At the 67th World Health Assembly in Geneva in May 2014, a resolution was adopted on Health intervention and technology assessment in support of universal health coverage. Prof David Haslam, Chair of NICE, representing the UK Mission Geneva, addressed the Assembly during a panel session on the role of priority-setting in universal health coverage, alongside counterparts from Thailand, Iran, Ethiopia and the World Health Organisation. The resolution called on Member States to develop and strengthen national and regional capacities for priority-setting, and for the WHO to support these efforts. WHO Director General, Dr Margaret Chan, attended the session and made supportive remarks about the work of NICE, which was named as a “resource organisation” for health technology assessment.
Prof Haslam, describing NICE’s role in making decisions on behalf of the NHS in consideration of social values and best available evidence on cost-effectiveness, said:
“Every pound can only be spent once. If we spend it unwisely, on costs that cannot be justified, then we risk harming other people whose care will be adversely affected… It is vital that priority setting is an evidence-informed, procedurally fair process that defines what will be covered through universal health coverage.”
The WHO is a key partner for iDSI and NICE International:

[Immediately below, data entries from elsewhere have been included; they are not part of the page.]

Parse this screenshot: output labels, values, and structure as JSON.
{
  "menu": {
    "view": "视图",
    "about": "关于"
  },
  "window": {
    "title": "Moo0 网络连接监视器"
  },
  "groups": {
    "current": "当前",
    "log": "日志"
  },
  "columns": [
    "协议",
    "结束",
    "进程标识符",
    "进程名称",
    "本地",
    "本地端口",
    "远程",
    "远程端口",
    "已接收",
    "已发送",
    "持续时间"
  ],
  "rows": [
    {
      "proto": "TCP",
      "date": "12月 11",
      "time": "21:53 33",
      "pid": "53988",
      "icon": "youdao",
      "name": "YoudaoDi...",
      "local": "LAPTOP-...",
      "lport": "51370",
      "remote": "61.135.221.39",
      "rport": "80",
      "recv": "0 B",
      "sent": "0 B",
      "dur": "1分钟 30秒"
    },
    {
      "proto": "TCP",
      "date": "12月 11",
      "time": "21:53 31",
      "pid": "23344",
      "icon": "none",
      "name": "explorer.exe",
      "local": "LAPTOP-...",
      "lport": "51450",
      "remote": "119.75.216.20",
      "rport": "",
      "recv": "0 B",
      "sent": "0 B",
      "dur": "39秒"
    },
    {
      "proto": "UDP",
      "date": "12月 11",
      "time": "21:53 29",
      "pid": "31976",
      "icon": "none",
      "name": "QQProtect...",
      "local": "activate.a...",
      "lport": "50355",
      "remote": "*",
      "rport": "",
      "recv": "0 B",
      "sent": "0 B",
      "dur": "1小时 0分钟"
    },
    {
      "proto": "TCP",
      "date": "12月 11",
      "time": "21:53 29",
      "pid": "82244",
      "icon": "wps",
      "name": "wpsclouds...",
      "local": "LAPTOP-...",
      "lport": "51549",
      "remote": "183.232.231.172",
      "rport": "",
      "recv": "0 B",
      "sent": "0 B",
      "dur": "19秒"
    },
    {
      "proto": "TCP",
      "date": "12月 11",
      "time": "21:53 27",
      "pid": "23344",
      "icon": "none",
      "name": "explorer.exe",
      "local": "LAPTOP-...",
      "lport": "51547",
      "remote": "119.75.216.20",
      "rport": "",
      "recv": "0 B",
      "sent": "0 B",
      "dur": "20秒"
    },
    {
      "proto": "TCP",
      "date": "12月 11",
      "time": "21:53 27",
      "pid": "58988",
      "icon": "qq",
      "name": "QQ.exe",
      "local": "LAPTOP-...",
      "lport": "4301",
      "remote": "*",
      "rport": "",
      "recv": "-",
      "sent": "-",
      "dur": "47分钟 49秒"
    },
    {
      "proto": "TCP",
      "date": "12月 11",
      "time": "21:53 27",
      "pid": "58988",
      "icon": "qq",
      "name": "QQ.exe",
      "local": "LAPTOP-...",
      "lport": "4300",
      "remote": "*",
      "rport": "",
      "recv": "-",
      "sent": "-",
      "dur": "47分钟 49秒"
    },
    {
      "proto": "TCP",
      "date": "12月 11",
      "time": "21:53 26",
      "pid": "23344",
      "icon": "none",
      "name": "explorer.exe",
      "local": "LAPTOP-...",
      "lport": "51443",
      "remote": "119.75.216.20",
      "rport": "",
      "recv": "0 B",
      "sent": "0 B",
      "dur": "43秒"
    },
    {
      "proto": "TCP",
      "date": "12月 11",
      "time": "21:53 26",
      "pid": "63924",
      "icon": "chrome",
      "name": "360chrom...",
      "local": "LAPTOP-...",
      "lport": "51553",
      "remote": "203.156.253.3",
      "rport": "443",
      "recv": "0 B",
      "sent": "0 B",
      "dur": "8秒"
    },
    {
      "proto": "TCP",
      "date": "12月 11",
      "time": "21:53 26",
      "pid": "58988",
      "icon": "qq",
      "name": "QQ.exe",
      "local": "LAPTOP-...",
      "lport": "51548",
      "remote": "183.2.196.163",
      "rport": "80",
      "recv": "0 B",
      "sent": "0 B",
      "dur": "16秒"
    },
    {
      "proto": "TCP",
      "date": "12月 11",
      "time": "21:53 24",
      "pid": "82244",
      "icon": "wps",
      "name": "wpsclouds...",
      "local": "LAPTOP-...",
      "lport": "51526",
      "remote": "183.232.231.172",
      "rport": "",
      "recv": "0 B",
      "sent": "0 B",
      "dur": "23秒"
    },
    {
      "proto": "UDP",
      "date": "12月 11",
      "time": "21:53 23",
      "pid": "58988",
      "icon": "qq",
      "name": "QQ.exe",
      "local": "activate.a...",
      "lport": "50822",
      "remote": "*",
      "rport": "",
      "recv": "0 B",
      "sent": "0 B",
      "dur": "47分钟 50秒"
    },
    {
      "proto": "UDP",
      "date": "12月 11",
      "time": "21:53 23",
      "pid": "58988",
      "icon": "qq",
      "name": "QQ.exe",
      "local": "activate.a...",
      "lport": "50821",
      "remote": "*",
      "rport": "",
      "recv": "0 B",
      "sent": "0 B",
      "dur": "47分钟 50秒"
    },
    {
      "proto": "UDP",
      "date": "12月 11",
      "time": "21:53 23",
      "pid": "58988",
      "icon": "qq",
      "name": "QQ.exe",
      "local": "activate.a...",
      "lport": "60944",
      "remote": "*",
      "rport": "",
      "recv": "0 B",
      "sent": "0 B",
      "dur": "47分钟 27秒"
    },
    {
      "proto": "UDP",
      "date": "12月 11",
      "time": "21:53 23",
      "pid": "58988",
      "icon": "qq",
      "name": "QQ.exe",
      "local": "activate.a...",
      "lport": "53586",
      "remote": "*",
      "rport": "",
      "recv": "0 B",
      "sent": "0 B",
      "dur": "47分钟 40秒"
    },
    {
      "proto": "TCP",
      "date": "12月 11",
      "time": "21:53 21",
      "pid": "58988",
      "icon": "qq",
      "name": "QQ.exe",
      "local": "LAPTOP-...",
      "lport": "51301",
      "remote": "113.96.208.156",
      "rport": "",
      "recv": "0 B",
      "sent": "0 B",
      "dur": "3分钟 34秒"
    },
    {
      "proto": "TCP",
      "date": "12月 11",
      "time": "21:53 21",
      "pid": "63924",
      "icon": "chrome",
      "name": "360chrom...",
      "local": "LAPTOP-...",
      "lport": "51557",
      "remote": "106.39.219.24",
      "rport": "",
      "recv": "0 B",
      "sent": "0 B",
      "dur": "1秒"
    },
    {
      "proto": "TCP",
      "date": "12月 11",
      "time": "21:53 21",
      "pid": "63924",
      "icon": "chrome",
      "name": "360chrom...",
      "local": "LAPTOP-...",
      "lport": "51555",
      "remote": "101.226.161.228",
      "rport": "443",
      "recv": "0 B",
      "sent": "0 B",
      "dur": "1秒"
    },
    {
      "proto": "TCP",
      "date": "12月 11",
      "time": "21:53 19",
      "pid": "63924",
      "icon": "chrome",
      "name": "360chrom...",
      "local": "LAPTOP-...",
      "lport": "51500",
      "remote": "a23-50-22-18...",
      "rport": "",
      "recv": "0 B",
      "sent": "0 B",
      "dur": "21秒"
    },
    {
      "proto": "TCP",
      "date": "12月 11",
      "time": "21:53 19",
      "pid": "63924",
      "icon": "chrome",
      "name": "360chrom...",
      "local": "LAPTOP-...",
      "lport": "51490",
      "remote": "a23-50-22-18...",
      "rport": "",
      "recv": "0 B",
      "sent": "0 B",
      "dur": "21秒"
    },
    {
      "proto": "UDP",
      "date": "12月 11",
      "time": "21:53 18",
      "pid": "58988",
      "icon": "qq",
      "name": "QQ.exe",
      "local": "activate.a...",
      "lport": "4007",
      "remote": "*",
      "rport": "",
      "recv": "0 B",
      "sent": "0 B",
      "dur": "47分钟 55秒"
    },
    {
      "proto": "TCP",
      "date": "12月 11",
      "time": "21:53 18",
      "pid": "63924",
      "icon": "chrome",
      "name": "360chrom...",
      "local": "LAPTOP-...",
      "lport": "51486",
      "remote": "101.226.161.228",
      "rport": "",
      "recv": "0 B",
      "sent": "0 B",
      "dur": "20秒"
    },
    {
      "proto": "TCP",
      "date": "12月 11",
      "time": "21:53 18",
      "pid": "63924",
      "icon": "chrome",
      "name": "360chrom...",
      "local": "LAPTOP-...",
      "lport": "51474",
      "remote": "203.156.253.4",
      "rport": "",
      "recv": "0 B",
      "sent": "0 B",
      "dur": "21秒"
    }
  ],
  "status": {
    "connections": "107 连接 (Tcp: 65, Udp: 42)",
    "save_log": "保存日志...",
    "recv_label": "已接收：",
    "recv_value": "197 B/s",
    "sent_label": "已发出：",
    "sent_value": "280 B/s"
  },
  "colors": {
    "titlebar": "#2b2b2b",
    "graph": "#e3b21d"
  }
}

“Our approach aligns closely with the draft resolution on health intervention and technology assessment in support of universal health coverage. We are committed to working with WHO, the regional and country offices to make the resolution a reality around the globe.”
Prof Haslam thanked the Bill & Melinda Gates Foundation, the UK Department for International Development, and the Rockefeller Foundation for supporting the international Decision Support Initiative (iDSI, www.idsihealth.org), a multidisciplinary platform led by NICE International and which aims to help low- and middle-income countries achieve universal health coverage through active priority-setting.
Closing his speech, Prof Haslam said:
“The use of evidence helps us make judicious choices that in turn can make huge differences to millions of people globally. People we will never meet, but who deserve to reap the benefits of medical science.”